Valve Launches Limited Access Beta of Steam for Linux

Valve Software announced on Tuesday the launch of a limited access beta for its new Steam for Linux Beta client. This new Linux beta currently supports the free-to-play game Team Fortress 2, and approximately two dozen additional Steam titles that are playable on Linux-based systems including Trine 2, World of Goo, Serious Sam 3: BFE and more.

"This is a huge milestone in the development of PC gaming," said Gabe Newell, Valve President and co-founder. "Steam users have been asking us to support gaming on Linux. We're happy to bring rich forms of entertainment and our community of users to this open, customer-friendly platform."

According to Valve, the studio received over 60,000 responses to its recent request for participants in the Steam for Linux Beta within the first week. That said, the first round of participants has already been selected but fear not: the Linux client will become available to a widening group of users over the course of the beta.

"Subsequent participants will be chosen among survey respondents, and once the team has seen a solid level of stability and performance across a variety of systems, the Steam for Linux client will become available to all users of Steam," Valve said.

Currently the Steam for Linux Beta client is available for Ubuntu 12.04, and includes the Big Picture mode designed for a wide-screen HDTV and a gamepad. Frank Crockett, a member of the Steam for Linux team, said the team plans to support additional popular Linux distributions in the future. "We'll prioritize development for these based on user feedback," he said.

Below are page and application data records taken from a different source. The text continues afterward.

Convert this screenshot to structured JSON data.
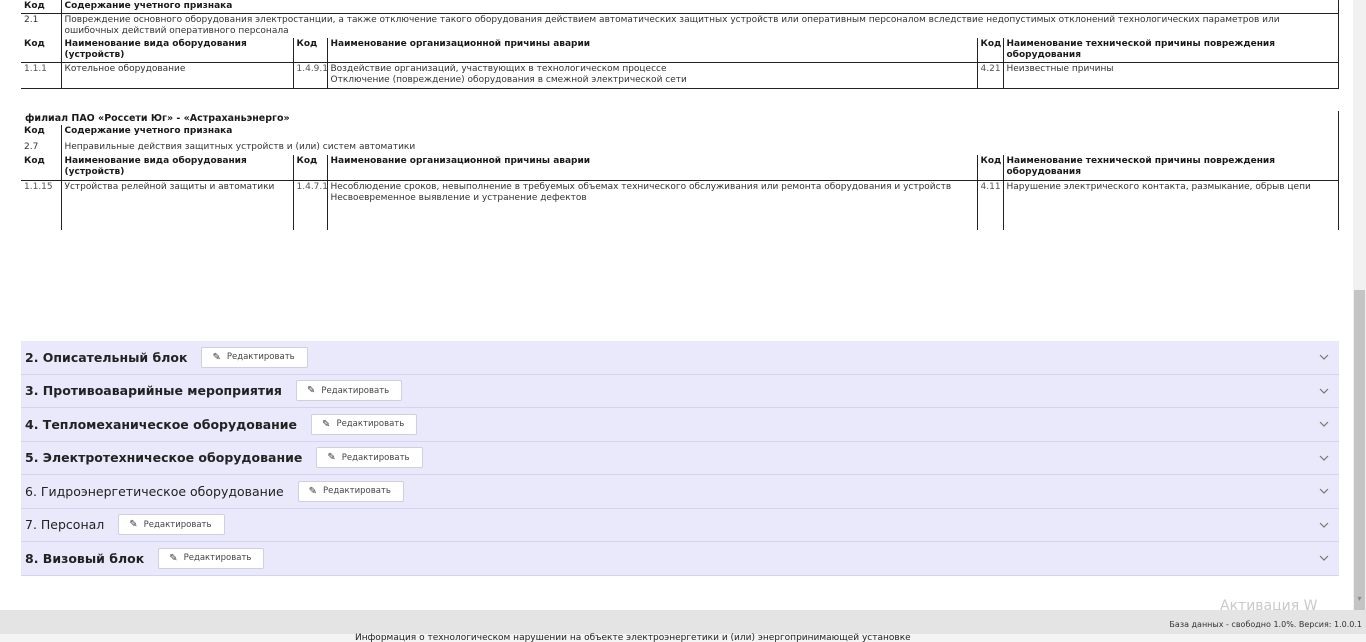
{
  "block1": {
    "header": {
      "code": "Код",
      "content": "Содержание учетного признака"
    },
    "feature": {
      "code": "2.1",
      "text": "Повреждение основного оборудования электростанции, а также отключение такого оборудования действием автоматических защитных устройств или оперативным персоналом вследствие недопустимых отклонений технологических параметров или ошибочных действий оперативного персонала"
    },
    "cols": {
      "code": "Код",
      "equipment": "Наименование вида оборудования (устройств)",
      "code2": "Код",
      "org_cause": "Наименование организационной причины аварии",
      "code3": "Код",
      "tech_cause": "Наименование технической причины повреждения оборудования"
    },
    "row": {
      "code": "1.1.1",
      "equipment": "Котельное оборудование",
      "code2": "1.4.9.1",
      "org_cause_1": "Воздействие организаций, участвующих в технологическом процессе",
      "org_cause_2": "Отключение (повреждение) оборудования в смежной электрической сети",
      "code3": "4.21",
      "tech_cause": "Неизвестные причины"
    }
  },
  "block2": {
    "title": "филиал ПАО «Россети Юг» - «Астраханьэнерго»",
    "header": {
      "code": "Код",
      "content": "Содержание учетного признака"
    },
    "feature": {
      "code": "2.7",
      "text": "Неправильные действия защитных устройств и (или) систем автоматики"
    },
    "cols": {
      "code": "Код",
      "equipment": "Наименование вида оборудования (устройств)",
      "code2": "Код",
      "org_cause": "Наименование организационной причины аварии",
      "code3": "Код",
      "tech_cause": "Наименование технической причины повреждения оборудования"
    },
    "row": {
      "code": "1.1.15",
      "equipment": "Устройства релейной защиты и автоматики",
      "code2": "1.4.7.1",
      "org_cause_1": "Несоблюдение сроков, невыполнение в требуемых объемах технического обслуживания или ремонта оборудования и устройств",
      "org_cause_2": "Несвоевременное выявление и устранение дефектов",
      "code3": "4.11",
      "tech_cause": "Нарушение электрического контакта, размыкание, обрыв цепи"
    }
  },
  "sections": [
    {
      "title": "2. Описательный блок",
      "bold": true,
      "edit": "Редактировать"
    },
    {
      "title": "3. Противоаварийные мероприятия",
      "bold": true,
      "edit": "Редактировать"
    },
    {
      "title": "4. Тепломеханическое оборудование",
      "bold": true,
      "edit": "Редактировать"
    },
    {
      "title": "5. Электротехническое оборудование",
      "bold": true,
      "edit": "Редактировать"
    },
    {
      "title": "6. Гидроэнергетическое оборудование",
      "bold": false,
      "edit": "Редактировать"
    },
    {
      "title": "7. Персонал",
      "bold": false,
      "edit": "Редактировать"
    },
    {
      "title": "8. Визовый блок",
      "bold": true,
      "edit": "Редактировать"
    }
  ],
  "footer": {
    "db_info": "База данных - свободно 1.0%. Версия: 1.0.0.1",
    "watermark": "Активация W",
    "bottom_text": "Информация о технологическом нарушении на объекте электроэнергетики и (или) энергопринимающей установке"
  },
  "icons": {
    "pencil": "pencil-icon",
    "chevron": "chevron-down-icon"
  }
}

More details regarding Steam for Linux, including community discussion, beta participants' feedback, official announcements and syndicated news, can all be tracked on the new Steam for Linux Community Hub right here.

 

Contact Us for News Tips, Corrections and Feedback

Create a new thread in the US News comments forum about this subject
This thread is closed for comments
23 comments
Comment from the forums
    Your comment
    Top Comments
  • Jerky_san
    All hail the rise of the penguin!!! Or Linux ^_^ whatever suits your fancy
    24
  • volvavite
    greghomeBiggest challenge here is still the lack of DirectX, though OpenGL solves the Graphics API, you're still left without the audio part, which DirectX integrates along with Graphics API as well.

    Really? You do know Steam supports OpenAL, right?
    21
  • kartu
    For me games are the only reason to use Windows at home.
    I hope it will get somewhere with Valve pushing it. After all, they sell their engine to a number of game developer studios.
    18
  • Other Comments
  • Jerky_san
    All hail the rise of the penguin!!! Or Linux ^_^ whatever suits your fancy
    24
  • greghome
    Biggest challenge here is still the lack of DirectX, though OpenGL solves the Graphics API, you're still left without the audio part, which DirectX integrates along with Graphics API as well.
    -17
  • volvavite
    greghomeBiggest challenge here is still the lack of DirectX, though OpenGL solves the Graphics API, you're still left without the audio part, which DirectX integrates along with Graphics API as well.

    Really? You do know Steam supports OpenAL, right?
    21